**TASK TO CARRY OUT:** Copy every line that contains the string "title" from the entries below.

**INFORMATION:**
=== Begin Enclosure ===

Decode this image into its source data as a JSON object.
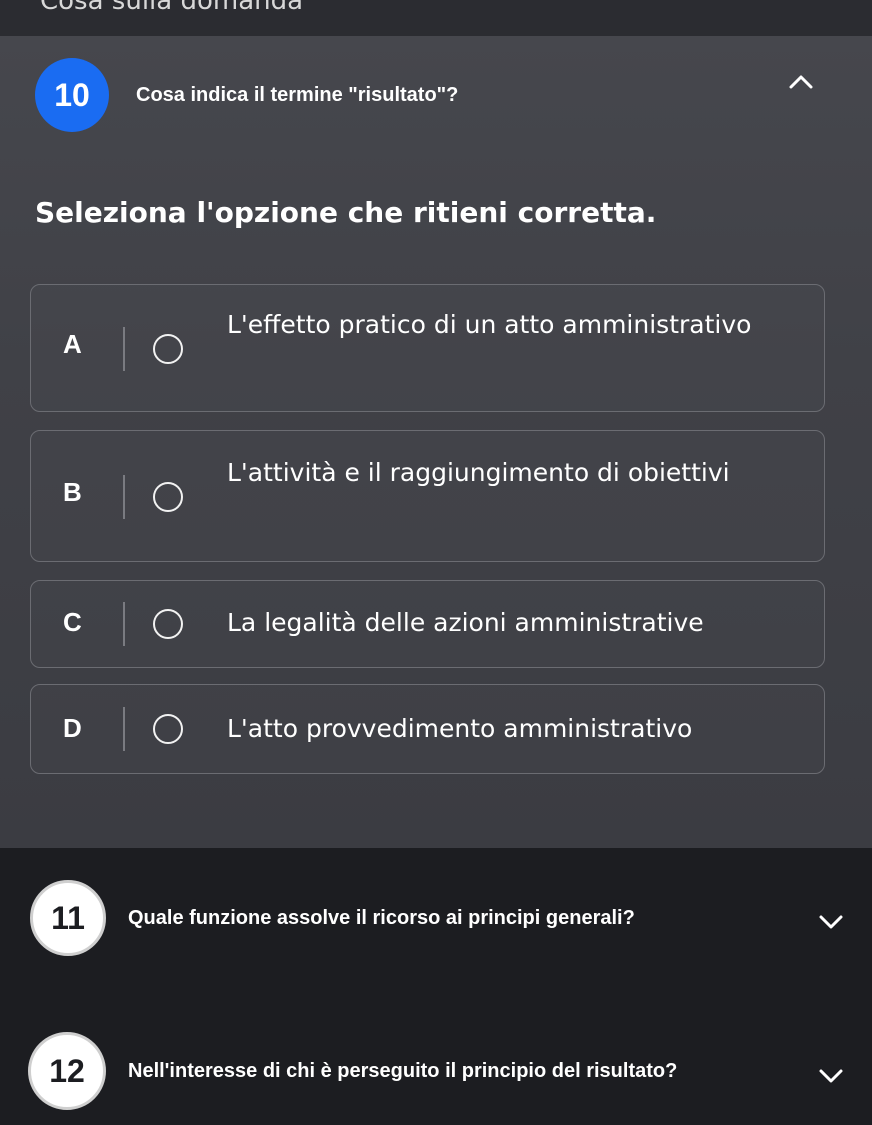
{
  "top_strip": {
    "text": "Cosa sulla domanda"
  },
  "questions": [
    {
      "number": "10",
      "title": "Cosa indica il termine \"risultato\"?",
      "expanded": true,
      "chevron": "chevron-up-icon",
      "instruction": "Seleziona l'opzione che ritieni corretta.",
      "options": [
        {
          "letter": "A",
          "text": "L'effetto pratico di un atto amministrativo"
        },
        {
          "letter": "B",
          "text": "L'attività e il raggiungimento di obiettivi"
        },
        {
          "letter": "C",
          "text": "La legalità delle azioni amministrative"
        },
        {
          "letter": "D",
          "text": "L'atto provvedimento amministrativo"
        }
      ]
    },
    {
      "number": "11",
      "title": "Quale funzione assolve il ricorso ai principi generali?",
      "expanded": false,
      "chevron": "chevron-down-icon"
    },
    {
      "number": "12",
      "title": "Nell'interesse di chi è perseguito il principio del risultato?",
      "expanded": false,
      "chevron": "chevron-down-icon"
    }
  ],
  "colors": {
    "active_badge": "#1a6cf2",
    "panel_bg": "#404147",
    "page_bg": "#1c1d21",
    "option_border": "#6b6c72"
  }
}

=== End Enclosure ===

**RESPONSE TO THIS EXERCISE:**
      "title": "Cosa indica il termine \"risultato\"?",
      "title": "Quale funzione assolve il ricorso ai principi generali?",
      "title": "Nell'interesse di chi è perseguito il principio del risultato?",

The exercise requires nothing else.